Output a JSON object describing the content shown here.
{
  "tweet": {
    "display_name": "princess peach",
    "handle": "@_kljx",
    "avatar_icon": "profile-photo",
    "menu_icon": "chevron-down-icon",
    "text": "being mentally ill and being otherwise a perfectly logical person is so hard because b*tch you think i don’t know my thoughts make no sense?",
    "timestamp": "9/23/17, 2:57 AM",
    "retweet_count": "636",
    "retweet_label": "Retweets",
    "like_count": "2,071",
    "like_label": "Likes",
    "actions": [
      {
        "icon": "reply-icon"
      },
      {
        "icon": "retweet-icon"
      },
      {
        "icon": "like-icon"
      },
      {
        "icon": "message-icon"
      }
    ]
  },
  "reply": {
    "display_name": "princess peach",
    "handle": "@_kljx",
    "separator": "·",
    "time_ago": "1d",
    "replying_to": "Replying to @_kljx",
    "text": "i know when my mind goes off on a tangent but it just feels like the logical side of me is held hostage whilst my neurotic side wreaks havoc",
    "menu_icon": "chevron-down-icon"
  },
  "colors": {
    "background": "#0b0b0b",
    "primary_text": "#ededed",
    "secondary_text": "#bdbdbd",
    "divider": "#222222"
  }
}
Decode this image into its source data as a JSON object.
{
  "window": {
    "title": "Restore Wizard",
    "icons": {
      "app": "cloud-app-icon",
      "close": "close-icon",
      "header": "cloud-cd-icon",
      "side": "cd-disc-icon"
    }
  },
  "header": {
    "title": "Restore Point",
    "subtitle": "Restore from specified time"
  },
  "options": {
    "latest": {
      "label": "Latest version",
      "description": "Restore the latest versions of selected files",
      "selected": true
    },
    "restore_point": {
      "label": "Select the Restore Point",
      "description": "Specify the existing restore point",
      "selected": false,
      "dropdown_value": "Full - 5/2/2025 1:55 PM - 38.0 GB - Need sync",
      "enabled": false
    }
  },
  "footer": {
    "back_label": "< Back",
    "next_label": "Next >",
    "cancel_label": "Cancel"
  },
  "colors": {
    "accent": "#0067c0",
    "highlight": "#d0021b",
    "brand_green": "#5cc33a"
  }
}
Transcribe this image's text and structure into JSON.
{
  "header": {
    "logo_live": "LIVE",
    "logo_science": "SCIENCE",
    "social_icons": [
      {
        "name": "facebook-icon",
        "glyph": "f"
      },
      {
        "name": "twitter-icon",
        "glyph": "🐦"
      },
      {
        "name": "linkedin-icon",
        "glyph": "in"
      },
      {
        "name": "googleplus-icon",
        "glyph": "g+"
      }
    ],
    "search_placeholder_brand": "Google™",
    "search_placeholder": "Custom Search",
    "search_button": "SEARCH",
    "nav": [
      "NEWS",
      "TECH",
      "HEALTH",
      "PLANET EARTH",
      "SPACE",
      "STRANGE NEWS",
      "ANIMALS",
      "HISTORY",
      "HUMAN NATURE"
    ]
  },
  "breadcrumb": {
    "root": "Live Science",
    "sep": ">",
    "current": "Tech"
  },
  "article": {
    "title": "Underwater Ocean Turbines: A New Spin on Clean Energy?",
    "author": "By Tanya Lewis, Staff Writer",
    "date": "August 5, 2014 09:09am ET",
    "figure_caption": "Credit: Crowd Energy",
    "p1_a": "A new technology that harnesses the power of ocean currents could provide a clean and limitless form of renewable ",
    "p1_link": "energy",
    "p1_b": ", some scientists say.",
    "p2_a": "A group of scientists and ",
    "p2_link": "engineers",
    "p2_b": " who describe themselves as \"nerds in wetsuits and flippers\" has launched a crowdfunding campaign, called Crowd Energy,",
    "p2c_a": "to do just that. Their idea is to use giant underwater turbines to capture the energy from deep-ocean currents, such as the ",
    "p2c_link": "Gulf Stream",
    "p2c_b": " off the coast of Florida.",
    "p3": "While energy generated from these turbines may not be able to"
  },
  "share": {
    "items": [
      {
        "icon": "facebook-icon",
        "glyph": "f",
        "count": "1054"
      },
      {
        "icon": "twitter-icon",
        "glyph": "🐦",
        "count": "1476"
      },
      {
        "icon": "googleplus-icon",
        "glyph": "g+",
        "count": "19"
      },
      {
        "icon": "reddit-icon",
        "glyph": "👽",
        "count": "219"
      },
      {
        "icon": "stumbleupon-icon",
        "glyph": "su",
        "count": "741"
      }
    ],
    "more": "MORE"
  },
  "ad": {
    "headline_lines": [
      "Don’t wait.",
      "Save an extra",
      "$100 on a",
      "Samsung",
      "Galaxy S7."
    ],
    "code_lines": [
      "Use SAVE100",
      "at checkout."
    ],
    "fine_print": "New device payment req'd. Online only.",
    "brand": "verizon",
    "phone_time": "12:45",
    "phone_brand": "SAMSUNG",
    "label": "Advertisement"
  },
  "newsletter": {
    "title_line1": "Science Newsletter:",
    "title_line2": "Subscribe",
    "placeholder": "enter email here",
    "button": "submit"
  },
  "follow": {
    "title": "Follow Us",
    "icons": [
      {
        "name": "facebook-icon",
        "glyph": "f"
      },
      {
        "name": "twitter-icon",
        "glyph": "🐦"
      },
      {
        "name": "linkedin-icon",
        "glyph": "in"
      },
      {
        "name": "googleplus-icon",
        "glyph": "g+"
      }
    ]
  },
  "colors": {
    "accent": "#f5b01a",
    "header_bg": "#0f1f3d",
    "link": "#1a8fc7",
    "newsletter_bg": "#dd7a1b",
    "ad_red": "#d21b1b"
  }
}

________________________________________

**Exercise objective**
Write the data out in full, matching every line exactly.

**Answer box**
Output a JSON object describing the content shown here.
{
  "tweet": {
    "display_name": "princess peach",
    "handle": "@_kljx",
    "avatar_icon": "profile-photo",
    "menu_icon": "chevron-down-icon",
    "text": "being mentally ill and being otherwise a perfectly logical person is so hard because b*tch you think i don’t know my thoughts make no sense?",
    "timestamp": "9/23/17, 2:57 AM",
    "retweet_count": "636",
    "retweet_label": "Retweets",
    "like_count": "2,071",
    "like_label": "Likes",
    "actions": [
      {
        "icon": "reply-icon"
      },
      {
        "icon": "retweet-icon"
      },
      {
        "icon": "like-icon"
      },
      {
        "icon": "message-icon"
      }
    ]
  },
  "reply": {
    "display_name": "princess peach",
    "handle": "@_kljx",
    "separator": "·",
    "time_ago": "1d",
    "replying_to": "Replying to @_kljx",
    "text": "i know when my mind goes off on a tangent but it just feels like the logical side of me is held hostage whilst my neurotic side wreaks havoc",
    "menu_icon": "chevron-down-icon"
  },
  "colors": {
    "background": "#0b0b0b",
    "primary_text": "#ededed",
    "secondary_text": "#bdbdbd",
    "divider": "#222222"
  }
}
Decode this image into its source data as a JSON object.
{
  "window": {
    "title": "Restore Wizard",
    "icons": {
      "app": "cloud-app-icon",
      "close": "close-icon",
      "header": "cloud-cd-icon",
      "side": "cd-disc-icon"
    }
  },
  "header": {
    "title": "Restore Point",
    "subtitle": "Restore from specified time"
  },
  "options": {
    "latest": {
      "label": "Latest version",
      "description": "Restore the latest versions of selected files",
      "selected": true
    },
    "restore_point": {
      "label": "Select the Restore Point",
      "description": "Specify the existing restore point",
      "selected": false,
      "dropdown_value": "Full - 5/2/2025 1:55 PM - 38.0 GB - Need sync",
      "enabled": false
    }
  },
  "footer": {
    "back_label": "< Back",
    "next_label": "Next >",
    "cancel_label": "Cancel"
  },
  "colors": {
    "accent": "#0067c0",
    "highlight": "#d0021b",
    "brand_green": "#5cc33a"
  }
}
Transcribe this image's text and structure into JSON.
{
  "header": {
    "logo_live": "LIVE",
    "logo_science": "SCIENCE",
    "social_icons": [
      {
        "name": "facebook-icon",
        "glyph": "f"
      },
      {
        "name": "twitter-icon",
        "glyph": "🐦"
      },
      {
        "name": "linkedin-icon",
        "glyph": "in"
      },
      {
        "name": "googleplus-icon",
        "glyph": "g+"
      }
    ],
    "search_placeholder_brand": "Google™",
    "search_placeholder": "Custom Search",
    "search_button": "SEARCH",
    "nav": [
      "NEWS",
      "TECH",
      "HEALTH",
      "PLANET EARTH",
      "SPACE",
      "STRANGE NEWS",
      "ANIMALS",
      "HISTORY",
      "HUMAN NATURE"
    ]
  },
  "breadcrumb": {
    "root": "Live Science",
    "sep": ">",
    "current": "Tech"
  },
  "article": {
    "title": "Underwater Ocean Turbines: A New Spin on Clean Energy?",
    "author": "By Tanya Lewis, Staff Writer",
    "date": "August 5, 2014 09:09am ET",
    "figure_caption": "Credit: Crowd Energy",
    "p1_a": "A new technology that harnesses the power of ocean currents could provide a clean and limitless form of renewable ",
    "p1_link": "energy",
    "p1_b": ", some scientists say.",
    "p2_a": "A group of scientists and ",
    "p2_link": "engineers",
    "p2_b": " who describe themselves as \"nerds in wetsuits and flippers\" has launched a crowdfunding campaign, called Crowd Energy,",
    "p2c_a": "to do just that. Their idea is to use giant underwater turbines to capture the energy from deep-ocean currents, such as the ",
    "p2c_link": "Gulf Stream",
    "p2c_b": " off the coast of Florida.",
    "p3": "While energy generated from these turbines may not be able to"
  },
  "share": {
    "items": [
      {
        "icon": "facebook-icon",
        "glyph": "f",
        "count": "1054"
      },
      {
        "icon": "twitter-icon",
        "glyph": "🐦",
        "count": "1476"
      },
      {
        "icon": "googleplus-icon",
        "glyph": "g+",
        "count": "19"
      },
      {
        "icon": "reddit-icon",
        "glyph": "👽",
        "count": "219"
      },
      {
        "icon": "stumbleupon-icon",
        "glyph": "su",
        "count": "741"
      }
    ],
    "more": "MORE"
  },
  "ad": {
    "headline_lines": [
      "Don’t wait.",
      "Save an extra",
      "$100 on a",
      "Samsung",
      "Galaxy S7."
    ],
    "code_lines": [
      "Use SAVE100",
      "at checkout."
    ],
    "fine_print": "New device payment req'd. Online only.",
    "brand": "verizon",
    "phone_time": "12:45",
    "phone_brand": "SAMSUNG",
    "label": "Advertisement"
  },
  "newsletter": {
    "title_line1": "Science Newsletter:",
    "title_line2": "Subscribe",
    "placeholder": "enter email here",
    "button": "submit"
  },
  "follow": {
    "title": "Follow Us",
    "icons": [
      {
        "name": "facebook-icon",
        "glyph": "f"
      },
      {
        "name": "twitter-icon",
        "glyph": "🐦"
      },
      {
        "name": "linkedin-icon",
        "glyph": "in"
      },
      {
        "name": "googleplus-icon",
        "glyph": "g+"
      }
    ]
  },
  "colors": {
    "accent": "#f5b01a",
    "header_bg": "#0f1f3d",
    "link": "#1a8fc7",
    "newsletter_bg": "#dd7a1b",
    "ad_red": "#d21b1b"
  }
}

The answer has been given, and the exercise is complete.